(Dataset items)
|---|

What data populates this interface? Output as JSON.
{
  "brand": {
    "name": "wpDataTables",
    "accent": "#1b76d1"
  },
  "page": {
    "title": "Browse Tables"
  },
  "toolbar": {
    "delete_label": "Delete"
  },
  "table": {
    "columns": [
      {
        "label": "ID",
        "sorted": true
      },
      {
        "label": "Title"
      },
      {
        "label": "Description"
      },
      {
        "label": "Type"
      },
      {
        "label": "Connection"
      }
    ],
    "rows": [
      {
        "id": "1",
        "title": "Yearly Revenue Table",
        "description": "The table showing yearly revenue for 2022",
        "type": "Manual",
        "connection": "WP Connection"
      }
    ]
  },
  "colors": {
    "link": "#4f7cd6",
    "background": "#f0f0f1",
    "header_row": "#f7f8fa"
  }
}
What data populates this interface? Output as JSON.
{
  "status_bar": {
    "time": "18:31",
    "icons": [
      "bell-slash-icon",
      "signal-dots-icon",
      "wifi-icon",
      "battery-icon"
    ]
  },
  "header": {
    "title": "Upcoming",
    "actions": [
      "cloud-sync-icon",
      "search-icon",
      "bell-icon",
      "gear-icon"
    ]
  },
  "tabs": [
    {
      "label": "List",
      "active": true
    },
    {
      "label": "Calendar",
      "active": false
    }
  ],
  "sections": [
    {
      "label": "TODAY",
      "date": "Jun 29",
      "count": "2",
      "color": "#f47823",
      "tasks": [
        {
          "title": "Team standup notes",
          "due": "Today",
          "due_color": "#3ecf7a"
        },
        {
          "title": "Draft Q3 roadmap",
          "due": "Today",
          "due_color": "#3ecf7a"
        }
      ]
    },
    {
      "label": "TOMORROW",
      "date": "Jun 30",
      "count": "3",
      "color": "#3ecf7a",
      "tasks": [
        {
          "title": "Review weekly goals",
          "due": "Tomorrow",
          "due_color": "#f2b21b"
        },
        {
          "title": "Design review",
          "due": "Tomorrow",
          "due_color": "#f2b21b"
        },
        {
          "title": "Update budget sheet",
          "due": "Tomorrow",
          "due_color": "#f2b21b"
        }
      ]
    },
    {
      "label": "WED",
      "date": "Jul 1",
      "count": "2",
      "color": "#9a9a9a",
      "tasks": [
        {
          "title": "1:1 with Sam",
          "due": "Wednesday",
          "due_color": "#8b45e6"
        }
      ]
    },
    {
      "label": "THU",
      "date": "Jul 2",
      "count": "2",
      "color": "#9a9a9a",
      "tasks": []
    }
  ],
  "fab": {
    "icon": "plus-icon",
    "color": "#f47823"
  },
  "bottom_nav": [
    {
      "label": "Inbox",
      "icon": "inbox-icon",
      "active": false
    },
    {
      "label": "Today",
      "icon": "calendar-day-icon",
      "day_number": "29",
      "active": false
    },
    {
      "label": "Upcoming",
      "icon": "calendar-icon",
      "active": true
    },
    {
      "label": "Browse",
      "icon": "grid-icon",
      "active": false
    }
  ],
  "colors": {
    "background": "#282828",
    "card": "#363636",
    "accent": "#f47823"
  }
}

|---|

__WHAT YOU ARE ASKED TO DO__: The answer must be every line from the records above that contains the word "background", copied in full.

__THE ANSWER__:
    "background": "#f0f0f1",
    "background": "#282828",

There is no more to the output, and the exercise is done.